--- WORK REQUEST ---
Filter the records below for the word "https". Keep each line that has it.

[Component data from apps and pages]
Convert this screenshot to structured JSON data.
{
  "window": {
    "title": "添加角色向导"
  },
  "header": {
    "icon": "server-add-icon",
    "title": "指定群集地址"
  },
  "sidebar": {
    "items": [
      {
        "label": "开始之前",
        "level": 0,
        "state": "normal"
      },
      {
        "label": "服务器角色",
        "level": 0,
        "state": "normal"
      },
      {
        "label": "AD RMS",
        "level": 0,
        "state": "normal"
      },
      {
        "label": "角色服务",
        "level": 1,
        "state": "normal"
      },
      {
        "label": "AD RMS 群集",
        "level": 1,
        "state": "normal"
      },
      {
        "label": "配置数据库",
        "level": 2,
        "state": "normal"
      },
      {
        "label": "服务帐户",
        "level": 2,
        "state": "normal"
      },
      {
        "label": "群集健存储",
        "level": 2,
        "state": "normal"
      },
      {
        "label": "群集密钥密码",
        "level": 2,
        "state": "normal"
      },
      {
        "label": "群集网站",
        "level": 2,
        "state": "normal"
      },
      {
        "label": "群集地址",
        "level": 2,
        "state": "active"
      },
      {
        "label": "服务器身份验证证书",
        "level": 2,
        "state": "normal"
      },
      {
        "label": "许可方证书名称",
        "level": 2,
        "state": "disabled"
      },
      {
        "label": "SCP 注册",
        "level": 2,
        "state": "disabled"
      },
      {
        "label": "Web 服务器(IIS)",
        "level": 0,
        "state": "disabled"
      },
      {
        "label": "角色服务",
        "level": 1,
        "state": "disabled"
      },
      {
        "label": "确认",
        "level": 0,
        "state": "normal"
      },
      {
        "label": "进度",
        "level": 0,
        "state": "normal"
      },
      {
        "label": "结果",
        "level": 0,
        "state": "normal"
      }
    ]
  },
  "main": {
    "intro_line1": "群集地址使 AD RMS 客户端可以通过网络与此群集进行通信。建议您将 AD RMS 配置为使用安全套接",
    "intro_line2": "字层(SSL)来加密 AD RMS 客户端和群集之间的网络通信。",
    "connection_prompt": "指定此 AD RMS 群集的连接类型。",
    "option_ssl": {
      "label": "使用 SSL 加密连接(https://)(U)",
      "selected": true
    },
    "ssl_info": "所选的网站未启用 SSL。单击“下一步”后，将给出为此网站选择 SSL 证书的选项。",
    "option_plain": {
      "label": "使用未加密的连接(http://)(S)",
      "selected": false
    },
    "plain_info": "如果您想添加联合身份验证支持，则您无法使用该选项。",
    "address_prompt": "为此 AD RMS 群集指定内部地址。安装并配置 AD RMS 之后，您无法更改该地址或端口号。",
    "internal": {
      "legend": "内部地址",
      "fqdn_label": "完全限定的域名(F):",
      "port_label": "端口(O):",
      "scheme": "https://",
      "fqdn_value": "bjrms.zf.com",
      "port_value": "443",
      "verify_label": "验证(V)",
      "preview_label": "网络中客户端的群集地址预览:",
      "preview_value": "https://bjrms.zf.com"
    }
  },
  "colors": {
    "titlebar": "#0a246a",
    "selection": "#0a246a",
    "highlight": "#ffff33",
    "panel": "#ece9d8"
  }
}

--- SOLUTION BELOW ---
      "label": "使用 SSL 加密连接(https://)(U)",
      "scheme": "https://",
      "preview_value": "https://bjrms.zf.com"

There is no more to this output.